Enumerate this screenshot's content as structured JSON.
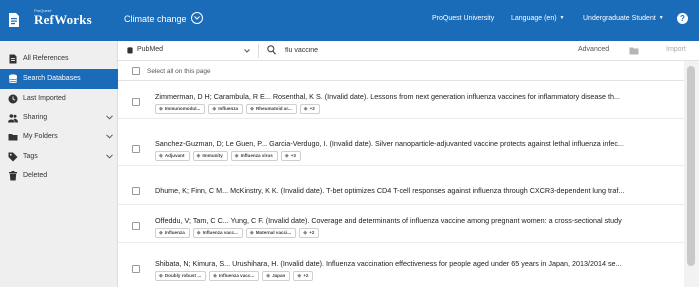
{
  "header": {
    "brand_small": "ProQuest·",
    "brand": "RefWorks",
    "project": "Climate change",
    "institution": "ProQuest University",
    "language": "Language (en)",
    "user_role": "Undergraduate Student",
    "help": "?"
  },
  "sidebar": {
    "items": [
      {
        "label": "All References",
        "icon": "document-icon"
      },
      {
        "label": "Search Databases",
        "icon": "database-icon",
        "active": true
      },
      {
        "label": "Last Imported",
        "icon": "clock-icon"
      },
      {
        "label": "Sharing",
        "icon": "people-icon"
      },
      {
        "label": "My Folders",
        "icon": "folder-icon"
      },
      {
        "label": "Tags",
        "icon": "tag-icon"
      },
      {
        "label": "Deleted",
        "icon": "trash-icon"
      }
    ]
  },
  "search": {
    "database": "PubMed",
    "query": "flu vaccine",
    "advanced": "Advanced",
    "import": "Import"
  },
  "results": {
    "select_all": "Select all on this page",
    "items": [
      {
        "citation": "Zimmerman, D H; Carambula, R E... Rosenthal, K S. (Invalid date). Lessons from next generation influenza vaccines for inflammatory disease th...",
        "tags": [
          "Immunomodul...",
          "Influenza",
          "Rheumatoid ar...",
          "+2"
        ]
      },
      {
        "citation": "Sanchez-Guzman, D; Le Guen, P... Garcia-Verdugo, I. (Invalid date). Silver nanoparticle-adjuvanted vaccine protects against lethal influenza infec...",
        "tags": [
          "Adjuvant",
          "Immunity",
          "Influenza virus",
          "+3"
        ]
      },
      {
        "citation": "Dhume, K; Finn, C M... McKinstry, K K. (Invalid date). T-bet optimizes CD4 T-cell responses against influenza through CXCR3-dependent lung traf...",
        "tags": []
      },
      {
        "citation": "Offeddu, V; Tam, C C... Yung, C F. (Invalid date). Coverage and determinants of influenza vaccine among pregnant women: a cross-sectional study",
        "tags": [
          "Influenza",
          "Influenza vacc...",
          "Maternal vacci...",
          "+2"
        ]
      },
      {
        "citation": "Shibata, N; Kimura, S... Urushihara, H. (Invalid date). Influenza vaccination effectiveness for people aged under 65 years in Japan, 2013/2014 se...",
        "tags": [
          "Doubly robust ...",
          "Influenza vacc...",
          "Japan",
          "+2"
        ]
      }
    ]
  },
  "colors": {
    "brand_blue": "#1a6bb8",
    "sidebar_bg": "#efefef"
  }
}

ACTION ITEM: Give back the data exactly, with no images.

EXERCISE OUTPUT:
Enumerate this screenshot's content as structured JSON.
{
  "header": {
    "brand_small": "ProQuest·",
    "brand": "RefWorks",
    "project": "Climate change",
    "institution": "ProQuest University",
    "language": "Language (en)",
    "user_role": "Undergraduate Student",
    "help": "?"
  },
  "sidebar": {
    "items": [
      {
        "label": "All References",
        "icon": "document-icon"
      },
      {
        "label": "Search Databases",
        "icon": "database-icon",
        "active": true
      },
      {
        "label": "Last Imported",
        "icon": "clock-icon"
      },
      {
        "label": "Sharing",
        "icon": "people-icon"
      },
      {
        "label": "My Folders",
        "icon": "folder-icon"
      },
      {
        "label": "Tags",
        "icon": "tag-icon"
      },
      {
        "label": "Deleted",
        "icon": "trash-icon"
      }
    ]
  },
  "search": {
    "database": "PubMed",
    "query": "flu vaccine",
    "advanced": "Advanced",
    "import": "Import"
  },
  "results": {
    "select_all": "Select all on this page",
    "items": [
      {
        "citation": "Zimmerman, D H; Carambula, R E... Rosenthal, K S. (Invalid date). Lessons from next generation influenza vaccines for inflammatory disease th...",
        "tags": [
          "Immunomodul...",
          "Influenza",
          "Rheumatoid ar...",
          "+2"
        ]
      },
      {
        "citation": "Sanchez-Guzman, D; Le Guen, P... Garcia-Verdugo, I. (Invalid date). Silver nanoparticle-adjuvanted vaccine protects against lethal influenza infec...",
        "tags": [
          "Adjuvant",
          "Immunity",
          "Influenza virus",
          "+3"
        ]
      },
      {
        "citation": "Dhume, K; Finn, C M... McKinstry, K K. (Invalid date). T-bet optimizes CD4 T-cell responses against influenza through CXCR3-dependent lung traf...",
        "tags": []
      },
      {
        "citation": "Offeddu, V; Tam, C C... Yung, C F. (Invalid date). Coverage and determinants of influenza vaccine among pregnant women: a cross-sectional study",
        "tags": [
          "Influenza",
          "Influenza vacc...",
          "Maternal vacci...",
          "+2"
        ]
      },
      {
        "citation": "Shibata, N; Kimura, S... Urushihara, H. (Invalid date). Influenza vaccination effectiveness for people aged under 65 years in Japan, 2013/2014 se...",
        "tags": [
          "Doubly robust ...",
          "Influenza vacc...",
          "Japan",
          "+2"
        ]
      }
    ]
  },
  "colors": {
    "brand_blue": "#1a6bb8",
    "sidebar_bg": "#efefef"
  }
}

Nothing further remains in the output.